• [What you are asked to do]: Your answer is the line containing "Extract the structured" plus every line after it through the end of the records, printed exactly and free of pictures.

• [Dataset entries]:
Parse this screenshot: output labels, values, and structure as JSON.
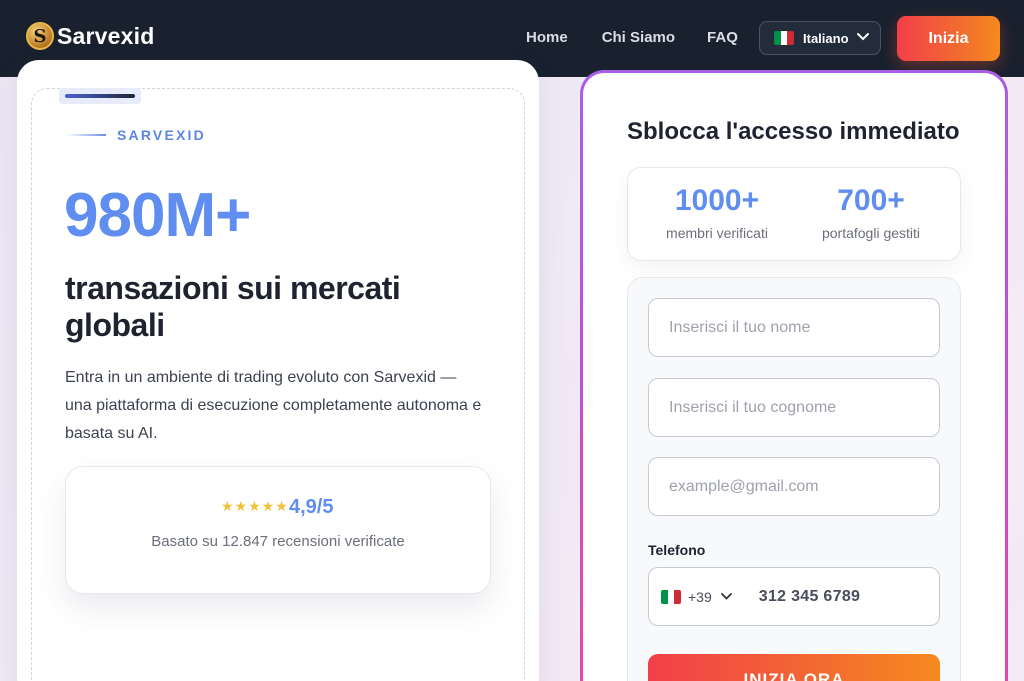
{
  "nav": {
    "brand": "Sarvexid",
    "logo_letter": "S",
    "links": [
      "Home",
      "Chi Siamo",
      "FAQ"
    ],
    "language": "Italiano",
    "cta": "Inizia"
  },
  "hero": {
    "eyebrow": "SARVEXID",
    "stat": "980M+",
    "headline": "transazioni sui mercati globali",
    "description": "Entra in un ambiente di trading evoluto con Sarvexid — una piattaforma di esecuzione completamente autonoma e basata su AI.",
    "rating": {
      "stars": "★★★★★",
      "score": "4,9/5",
      "based_on": "Basato su 12.847 recensioni verificate"
    }
  },
  "form": {
    "title": "Sblocca l'accesso immediato",
    "stats": [
      {
        "value": "1000+",
        "label": "membri verificati"
      },
      {
        "value": "700+",
        "label": "portafogli gestiti"
      }
    ],
    "first_name_placeholder": "Inserisci il tuo nome",
    "last_name_placeholder": "Inserisci il tuo cognome",
    "email_placeholder": "example@gmail.com",
    "phone_label": "Telefono",
    "country_code": "+39",
    "phone_value": "312 345 6789",
    "submit": "INIZIA ORA"
  },
  "colors": {
    "nav_bg": "#19212e",
    "accent_blue": "#5f8ef0",
    "cta_gradient_start": "#f23f4a",
    "cta_gradient_end": "#f68a1f",
    "flag_green": "#009246",
    "flag_white": "#ffffff",
    "flag_red": "#ce2b37"
  }
}
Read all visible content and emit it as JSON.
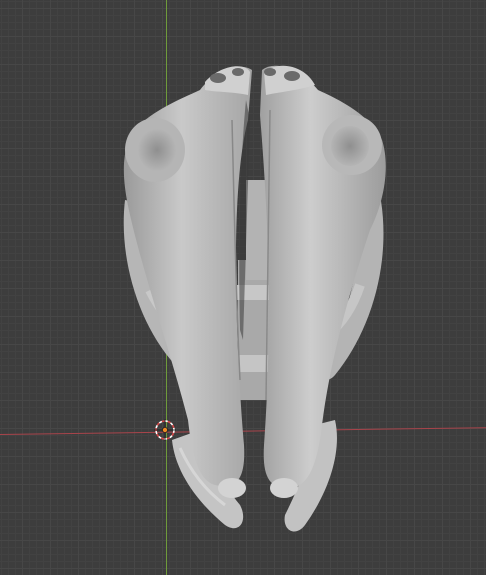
{
  "viewport": {
    "grid": true,
    "colors": {
      "background": "#3d3d3d",
      "grid_line": "#474747",
      "x_axis": "#a8444b",
      "y_axis": "#6f9b3b",
      "mesh": "#bdbdbd",
      "origin": "#f08a24"
    },
    "object": "skull-mesh",
    "icons": [
      "3d-cursor-icon",
      "origin-point-icon"
    ]
  }
}
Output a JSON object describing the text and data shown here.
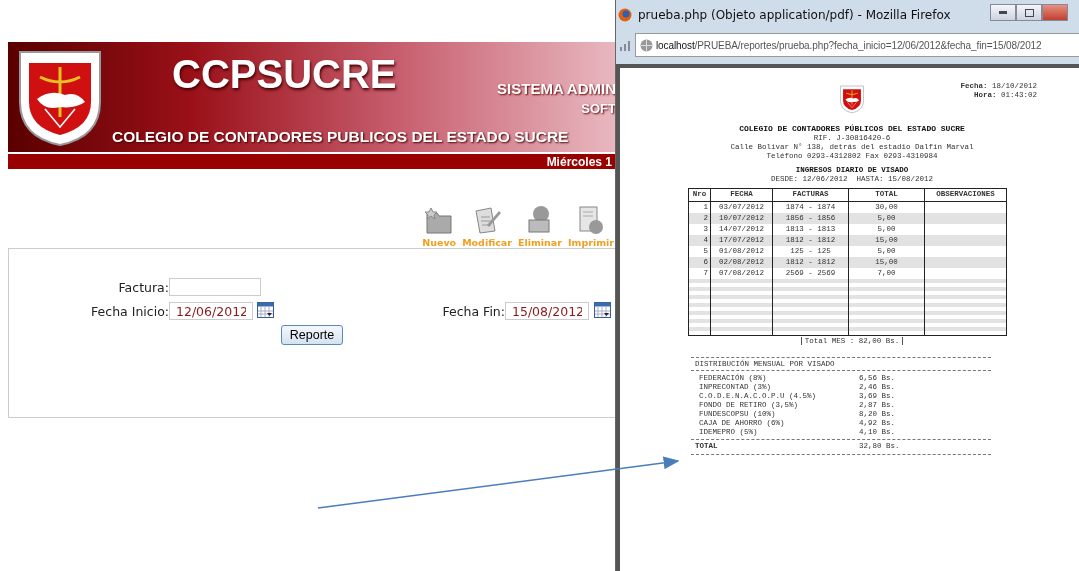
{
  "web_page": {
    "header": {
      "title": "CCPSUCRE",
      "subtitle": "COLEGIO DE CONTADORES PUBLICOS DEL ESTADO SUCRE",
      "system_text": "SISTEMA ADMIN",
      "system_subtext": "SOFT"
    },
    "date_bar": "Miércoles 1",
    "toolbar": [
      {
        "label": "Nuevo",
        "kind": "new"
      },
      {
        "label": "Modificar",
        "kind": "edit"
      },
      {
        "label": "Eliminar",
        "kind": "delete"
      },
      {
        "label": "Imprimir",
        "kind": "print"
      }
    ],
    "form": {
      "factura": {
        "label": "Factura:"
      },
      "fecha_inicio": {
        "label": "Fecha Inicio:",
        "value": "12/06/2012"
      },
      "fecha_fin": {
        "label": "Fecha Fin:",
        "value": "15/08/2012"
      },
      "button": "Reporte"
    }
  },
  "browser_window": {
    "title": "prueba.php (Objeto application/pdf) - Mozilla Firefox",
    "url_host": "localhost",
    "url_path": "/PRUEBA/reportes/prueba.php?fecha_inicio=12/06/2012&fecha_fin=15/08/2012",
    "report": {
      "fecha_label": "Fecha:",
      "fecha": "18/10/2012",
      "hora_label": "Hora:",
      "hora": "01:43:02",
      "org": "COLEGIO DE CONTADORES PÚBLICOS DEL ESTADO SUCRE",
      "rif": "RIF. J-30816420-6",
      "address": "Calle Bolívar N° 138, detrás del estadio Dalfín Marval",
      "phone": "Teléfono 0293-4312802 Fax 0293-4310984",
      "report_title": "INGRESOS DIARIO DE VISADO",
      "range": "DESDE: 12/06/2012  HASTA: 15/08/2012",
      "table": {
        "columns": [
          "Nro",
          "FECHA",
          "FACTURAS",
          "TOTAL",
          "OBSERVACIONES"
        ],
        "rows": [
          [
            "1",
            "03/07/2012",
            "1874 - 1874",
            "30,00"
          ],
          [
            "2",
            "10/07/2012",
            "1856 - 1856",
            "5,00"
          ],
          [
            "3",
            "14/07/2012",
            "1813 - 1813",
            "5,00"
          ],
          [
            "4",
            "17/07/2012",
            "1812 - 1812",
            "15,00"
          ],
          [
            "5",
            "01/08/2012",
            "125 - 125",
            "5,00"
          ],
          [
            "6",
            "02/08/2012",
            "1812 - 1812",
            "15,00"
          ],
          [
            "7",
            "07/08/2012",
            "2569 - 2569",
            "7,00"
          ]
        ]
      },
      "total_mes": "Total MES : 82,00 Bs.",
      "distribution": {
        "title": "DISTRIBUCIÓN MENSUAL POR VISADO",
        "items": [
          {
            "name": "FEDERACIÓN (8%)",
            "amount": "6,56 Bs."
          },
          {
            "name": "INPRECONTAD (3%)",
            "amount": "2,46 Bs."
          },
          {
            "name": "C.O.D.E.N.A.C.O.P.U (4.5%)",
            "amount": "3,69 Bs."
          },
          {
            "name": "FONDO DE RETIRO (3,5%)",
            "amount": "2,87 Bs."
          },
          {
            "name": "FUNDESCOPSU (10%)",
            "amount": "8,20 Bs."
          },
          {
            "name": "CAJA DE AHORRO (6%)",
            "amount": "4,92 Bs."
          },
          {
            "name": "IDEMEPRO (5%)",
            "amount": "4,10 Bs."
          }
        ],
        "total_label": "TOTAL",
        "total": "32,80 Bs."
      }
    }
  }
}
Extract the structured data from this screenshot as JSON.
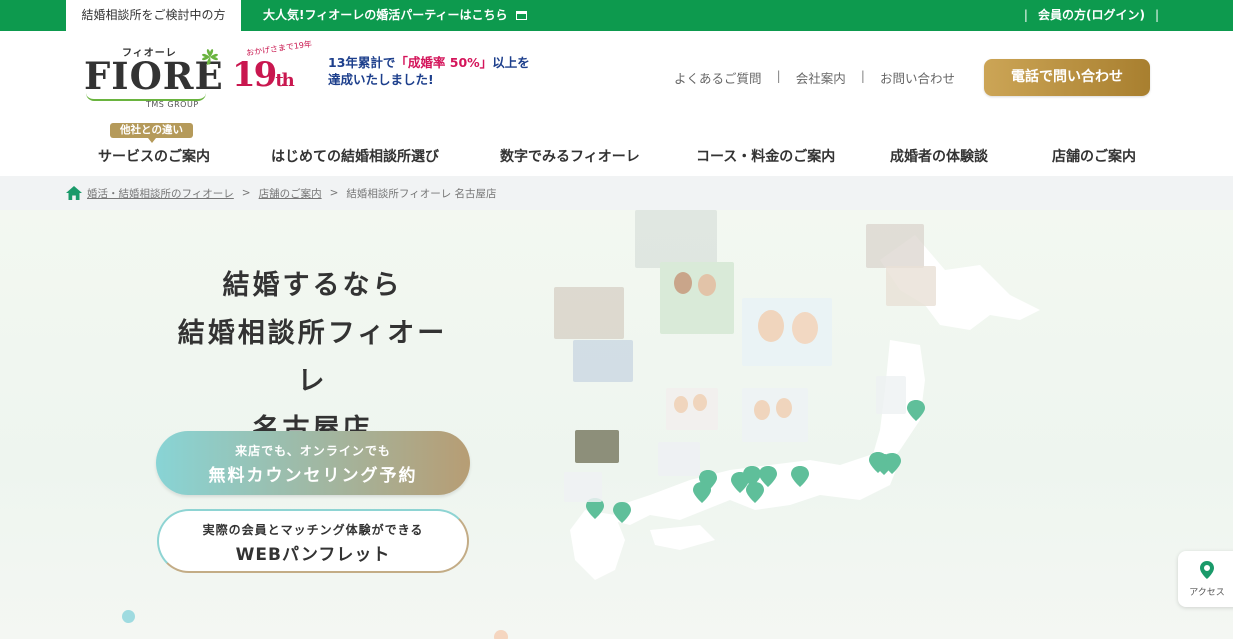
{
  "topbar": {
    "active_tab": "結婚相談所をご検討中の方",
    "party_link": "大人気!フィオーレの婚活パーティーはこちら",
    "login": "会員の方(ログイン)"
  },
  "logo": {
    "kana": "フィオーレ",
    "word": "FIORE",
    "group": "TMS GROUP"
  },
  "anniversary": {
    "arc": "おかげさまで19年",
    "number": "19",
    "suffix": "th"
  },
  "catch": {
    "line1_pre": "13年累計で",
    "line1_hl": "「成婚率 50%」",
    "line1_post": "以上を",
    "line2": "達成いたしました!"
  },
  "header_links": [
    "よくあるご質問",
    "会社案内",
    "お問い合わせ"
  ],
  "tel_button": "電話で問い合わせ",
  "nav": {
    "badge": "他社との違い",
    "items": [
      "サービスのご案内",
      "はじめての結婚相談所選び",
      "数字でみるフィオーレ",
      "コース・料金のご案内",
      "成婚者の体験談",
      "店舗のご案内"
    ]
  },
  "breadcrumb": [
    "婚活・結婚相談所のフィオーレ",
    "店舗のご案内",
    "結婚相談所フィオーレ 名古屋店"
  ],
  "hero": {
    "title_lines": [
      "結婚するなら",
      "結婚相談所フィオーレ",
      "名古屋店"
    ],
    "btn1_small": "来店でも、オンラインでも",
    "btn1_large": "無料カウンセリング予約",
    "btn2_small": "実際の会員とマッチング体験ができる",
    "btn2_large": "WEBパンフレット"
  },
  "access": {
    "label": "アクセス",
    "icon": "map-pin-icon"
  },
  "colors": {
    "brand_green": "#0d9a4e",
    "gold": "#b59a5a",
    "pink": "#d4145a",
    "navy": "#1d3f8c",
    "teal": "#5fbf9a"
  }
}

• [Solved problem]:
Extract the structured data from this screenshot as JSON.
{
  "topbar": {
    "active_tab": "結婚相談所をご検討中の方",
    "party_link": "大人気!フィオーレの婚活パーティーはこちら",
    "login": "会員の方(ログイン)"
  },
  "logo": {
    "kana": "フィオーレ",
    "word": "FIORE",
    "group": "TMS GROUP"
  },
  "anniversary": {
    "arc": "おかげさまで19年",
    "number": "19",
    "suffix": "th"
  },
  "catch": {
    "line1_pre": "13年累計で",
    "line1_hl": "「成婚率 50%」",
    "line1_post": "以上を",
    "line2": "達成いたしました!"
  },
  "header_links": [
    "よくあるご質問",
    "会社案内",
    "お問い合わせ"
  ],
  "tel_button": "電話で問い合わせ",
  "nav": {
    "badge": "他社との違い",
    "items": [
      "サービスのご案内",
      "はじめての結婚相談所選び",
      "数字でみるフィオーレ",
      "コース・料金のご案内",
      "成婚者の体験談",
      "店舗のご案内"
    ]
  },
  "breadcrumb": [
    "婚活・結婚相談所のフィオーレ",
    "店舗のご案内",
    "結婚相談所フィオーレ 名古屋店"
  ],
  "hero": {
    "title_lines": [
      "結婚するなら",
      "結婚相談所フィオーレ",
      "名古屋店"
    ],
    "btn1_small": "来店でも、オンラインでも",
    "btn1_large": "無料カウンセリング予約",
    "btn2_small": "実際の会員とマッチング体験ができる",
    "btn2_large": "WEBパンフレット"
  },
  "access": {
    "label": "アクセス",
    "icon": "map-pin-icon"
  },
  "colors": {
    "brand_green": "#0d9a4e",
    "gold": "#b59a5a",
    "pink": "#d4145a",
    "navy": "#1d3f8c",
    "teal": "#5fbf9a"
  }
}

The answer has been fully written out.